On Monday, the Supreme Court ruled against one of the Obama administration’s primary battle victories in the so-called war on coal. The court decided that the government hadn’t appropriately considered the economic cost to the coal industry of new rules designed to limit toxic mercury emissions. But buck up, environmentalists. The defeat for the Environmental Protection Agency probably won’t make much of a difference.
At the heart of the court’s decision was a dispute about the benefits of cracking down on mercury pollution from coal burning. From USA Today:
While the estimated annual cost of $9.6 billion is not widely disputed, the cost-benefit ratio is. Opponents said the benefits are as low as $4 million a year. Proponents said when all secondary pollutants are considered, they’re as high as $90 billion.
Under the Clean Air Act, regulations like this must be “appropriate and necessary.” The Supreme Court took the side of the opponents and ruled that the rules did not fit that mandate. “One would not say that it is even rational, never mind ‘appropriate,’ to impose billions of dollars in economic costs in return for a few dollars in health or environmental benefits,” wrote Justice Antonin Scalia, in the majority opinion. “No regulation is ‘appropriate’ if it does significantly more harm than good.”
The ruling has been widely interpreted as a setback for Obama’s second-term focus on the environment, but a close reading of the ruling shows that not a whole lot will actually change. My Slate colleague Mark Stern has the main takeaway:
This ruling does not invalidate the mercury regulations altogether. Rather, it simply requires the EPA to reconsider costs to power plants before deciding whether the regulations are “appropriate and necessary.” Presuming it considers these costs and decides that the regulations remain necessary, the EPA may again impose the new emissions standards.
Today’s ruling is essentially just a delay in what is likely to be an inevitable crackdown on coal emissions. “It is very likely that the mercury rule will ultimately be upheld, and that it will remain in place as the legal process continues,” Richard Revesz, director of the Institute for Policy Integrity and dean emeritus of NYU Law School, said in a press release.
Long after it was first discovered that there’s a lot of energy stored in those dirty black rocks, coal remains one of the world’s leading power sources.* Regardless of Monday’s Supreme Court decision, that is changing.
Coal use in America is dying a long, slow death as cheaper and cleaner sources of energy emerge. This historic shift has been led by a boom in domestic natural gas, quickly expanding sources of cheap renewable energy, and awareness of coal’s damaging effects on public health and the environment. Earlier this year, a study concluded that, in order to preserve a safe and stable climate, the vast majority of the world’s coal reserves must stay in the ground. The Obama administration’s proposed rules, now delayed, essentially just sped up a process that’s taking place anyway.
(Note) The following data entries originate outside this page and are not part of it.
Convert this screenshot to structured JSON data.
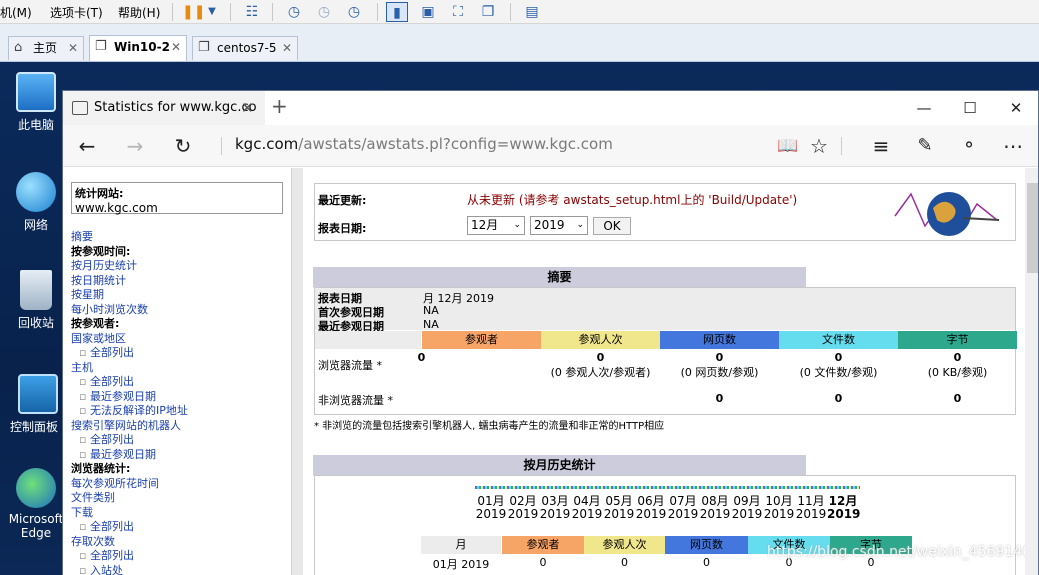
{
  "vm": {
    "menu": [
      "机(M)",
      "选项卡(T)",
      "帮助(H)"
    ],
    "tabs": [
      {
        "label": "主页",
        "active": false
      },
      {
        "label": "Win10-2",
        "active": true
      },
      {
        "label": "centos7-5",
        "active": false
      }
    ]
  },
  "desktop": {
    "icons": [
      "此电脑",
      "网络",
      "回收站",
      "控制面板",
      "Microsoft Edge"
    ]
  },
  "edge": {
    "tab_title": "Statistics for www.kgc.co",
    "url_domain": "kgc.com",
    "url_path": "/awstats/awstats.pl?config=www.kgc.com"
  },
  "left": {
    "site_label": "统计网站:",
    "site_value": "www.kgc.com",
    "nav": [
      {
        "t": "a",
        "text": "摘要"
      },
      {
        "t": "h",
        "text": "按参观时间:"
      },
      {
        "t": "a",
        "text": "按月历史统计"
      },
      {
        "t": "a",
        "text": "按日期统计"
      },
      {
        "t": "a",
        "text": "按星期"
      },
      {
        "t": "a",
        "text": "每小时浏览次数"
      },
      {
        "t": "h",
        "text": "按参观者:"
      },
      {
        "t": "a",
        "text": "国家或地区"
      },
      {
        "t": "sub",
        "text": "全部列出"
      },
      {
        "t": "a",
        "text": "主机"
      },
      {
        "t": "sub",
        "text": "全部列出"
      },
      {
        "t": "sub",
        "text": "最近参观日期"
      },
      {
        "t": "sub",
        "text": "无法反解译的IP地址"
      },
      {
        "t": "a",
        "text": "搜索引擎网站的机器人"
      },
      {
        "t": "sub",
        "text": "全部列出"
      },
      {
        "t": "sub",
        "text": "最近参观日期"
      },
      {
        "t": "h",
        "text": "浏览器统计:"
      },
      {
        "t": "a",
        "text": "每次参观所花时间"
      },
      {
        "t": "a",
        "text": "文件类别"
      },
      {
        "t": "a",
        "text": "下载"
      },
      {
        "t": "sub",
        "text": "全部列出"
      },
      {
        "t": "a",
        "text": "存取次数"
      },
      {
        "t": "sub",
        "text": "全部列出"
      },
      {
        "t": "sub",
        "text": "入站处"
      }
    ]
  },
  "top": {
    "last_update_label": "最近更新:",
    "last_update_value": "从未更新 (请参考 awstats_setup.html上的 'Build/Update')",
    "report_date_label": "报表日期:",
    "month": "12月",
    "year": "2019",
    "ok": "OK"
  },
  "summary": {
    "title": "摘要",
    "rows": [
      {
        "k": "报表日期",
        "v": "月 12月 2019"
      },
      {
        "k": "首次参观日期",
        "v": "NA"
      },
      {
        "k": "最近参观日期",
        "v": "NA"
      }
    ],
    "cols": [
      {
        "label": "参观者",
        "color": "#f7a566"
      },
      {
        "label": "参观人次",
        "color": "#f0e68c"
      },
      {
        "label": "网页数",
        "color": "#4477dd"
      },
      {
        "label": "文件数",
        "color": "#66ddee"
      },
      {
        "label": "字节",
        "color": "#2ea88d"
      }
    ],
    "browser_label": "浏览器流量 *",
    "browser_vals": [
      "0",
      "0",
      "0",
      "0",
      "0"
    ],
    "browser_sub": [
      "",
      "(0 参观人次/参观者)",
      "(0 网页数/参观)",
      "(0 文件数/参观)",
      "(0 KB/参观)"
    ],
    "nonbrowser_label": "非浏览器流量 *",
    "nonbrowser_vals": [
      "",
      "",
      "0",
      "0",
      "0"
    ],
    "note": "* 非浏览的流量包括搜索引擎机器人, 蠕虫病毒产生的流量和非正常的HTTP相应"
  },
  "monthly": {
    "title": "按月历史统计",
    "months": [
      "01月",
      "02月",
      "03月",
      "04月",
      "05月",
      "06月",
      "07月",
      "08月",
      "09月",
      "10月",
      "11月",
      "12月"
    ],
    "year": "2019",
    "table_cols": [
      "月",
      "参观者",
      "参观人次",
      "网页数",
      "文件数",
      "字节"
    ],
    "first_row": [
      "01月 2019",
      "0",
      "0",
      "0",
      "0",
      "0"
    ]
  },
  "watermark": "https://blog.csdn.net/weixin_45691464"
}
Americans are overwhelmingly in favor of our transition away from coal. Coal use has already peaked in the U.S. and may have also peaked in places like China, years earlier than expected. China burns about as much coal as the rest of the world combined, and Chinese citizens are rightly fed up with how dirty the air there has become—estimates suggest that it contributes to hundreds of thousands of premature deaths each year. Since its release a few months ago, a documentary called Under the Dome has garnered hundreds of millions of views in China. (The Chinese government initially celebrated the film but then censored it.) It seems China, too, now has its own war on coal. Expect other major emitters, like India, to follow.
For a bit, it seemed like America would just send overseas all the coal it wasn’t using at home, but that too looks like a dead end for the industry. U.S. coal exports declined a whopping 17 percent just between 2013 and 2014. Beyond mercury and smog, coal is the most carbon-intensive source of energy, and a huge contributor to climate change. That means the shift away from coal needs to happen as quickly as possible.
After the Supreme Court ruling was released, coal stocks spiked with the prospect of perhaps a few more years delay before the mercury emissions rules go into effect. The stock of Peabody Coal, America’s biggest coal company, closed up more than 9 percent on Monday. But—get this—it is down a whopping 67 percent so far this year. That’s a pretty good indication that Monday’s Supreme Court ruling is a mere blip in a long-term market-driven shift away from coal.
What’s more, Monday’s ruling actually strengthens the government’s case in defending legal challenges to the Obama administration’s plan to reduce power plant emissions. The quirk here is that, according to Clear Air Act scholars, the order of the regulations matters: Coal companies didn’t want to navigate a mandate to reduce carbon emissions after a separate rule to limit mercury was already on the books. If the carbon dioxide rule can be finalized first—which is more likely with Monday’s delay to the mercury rule—it may pave the way for tougher emissions standards to happen sooner. And that just might be the death knell for coal.
*Correction, July 1, 2015: This post originally suggested that coal was discovered 165 years ago. It was discovered long before that; there is archaeological evidence of its use nearly 2,000 years ago in ancient Rome and among the Hopi Indians of the American Southwest more than 700 years ago.